(Data items)
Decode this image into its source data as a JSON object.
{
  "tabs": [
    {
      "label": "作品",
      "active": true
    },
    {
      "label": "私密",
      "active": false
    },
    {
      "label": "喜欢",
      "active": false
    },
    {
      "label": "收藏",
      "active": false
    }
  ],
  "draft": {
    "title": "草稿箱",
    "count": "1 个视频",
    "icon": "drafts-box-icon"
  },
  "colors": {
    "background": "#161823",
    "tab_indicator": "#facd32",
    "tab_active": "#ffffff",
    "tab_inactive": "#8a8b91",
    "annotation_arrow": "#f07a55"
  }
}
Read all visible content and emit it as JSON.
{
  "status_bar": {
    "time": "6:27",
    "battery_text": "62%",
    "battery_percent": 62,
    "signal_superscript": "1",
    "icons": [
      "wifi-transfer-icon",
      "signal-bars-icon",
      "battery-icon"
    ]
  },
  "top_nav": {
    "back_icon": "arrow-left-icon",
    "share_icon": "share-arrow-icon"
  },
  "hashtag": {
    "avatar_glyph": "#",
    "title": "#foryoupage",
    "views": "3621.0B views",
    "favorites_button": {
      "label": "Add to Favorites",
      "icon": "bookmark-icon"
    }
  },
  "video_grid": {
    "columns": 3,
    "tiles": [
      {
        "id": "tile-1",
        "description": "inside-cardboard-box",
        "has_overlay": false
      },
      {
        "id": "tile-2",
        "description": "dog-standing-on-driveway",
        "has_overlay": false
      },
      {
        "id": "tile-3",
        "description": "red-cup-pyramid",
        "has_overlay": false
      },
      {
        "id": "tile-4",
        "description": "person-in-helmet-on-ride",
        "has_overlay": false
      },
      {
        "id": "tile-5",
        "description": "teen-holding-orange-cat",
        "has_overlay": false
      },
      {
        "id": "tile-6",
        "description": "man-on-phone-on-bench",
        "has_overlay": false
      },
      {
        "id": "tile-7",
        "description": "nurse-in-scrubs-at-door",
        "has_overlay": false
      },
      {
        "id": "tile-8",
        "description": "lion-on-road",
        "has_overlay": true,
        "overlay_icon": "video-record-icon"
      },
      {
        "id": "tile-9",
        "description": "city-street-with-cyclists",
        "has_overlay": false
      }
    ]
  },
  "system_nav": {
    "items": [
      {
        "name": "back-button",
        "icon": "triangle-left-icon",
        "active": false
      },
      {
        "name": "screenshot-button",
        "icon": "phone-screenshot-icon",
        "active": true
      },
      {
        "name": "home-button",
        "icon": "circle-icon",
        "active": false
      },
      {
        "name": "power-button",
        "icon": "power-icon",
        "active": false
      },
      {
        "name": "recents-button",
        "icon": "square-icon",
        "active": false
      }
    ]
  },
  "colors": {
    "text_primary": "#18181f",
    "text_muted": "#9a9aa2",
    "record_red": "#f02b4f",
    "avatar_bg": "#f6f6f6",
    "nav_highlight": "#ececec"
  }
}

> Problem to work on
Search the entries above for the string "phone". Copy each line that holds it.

> Solution to the problem
        "description": "man-on-phone-on-bench",
        "icon": "phone-screenshot-icon",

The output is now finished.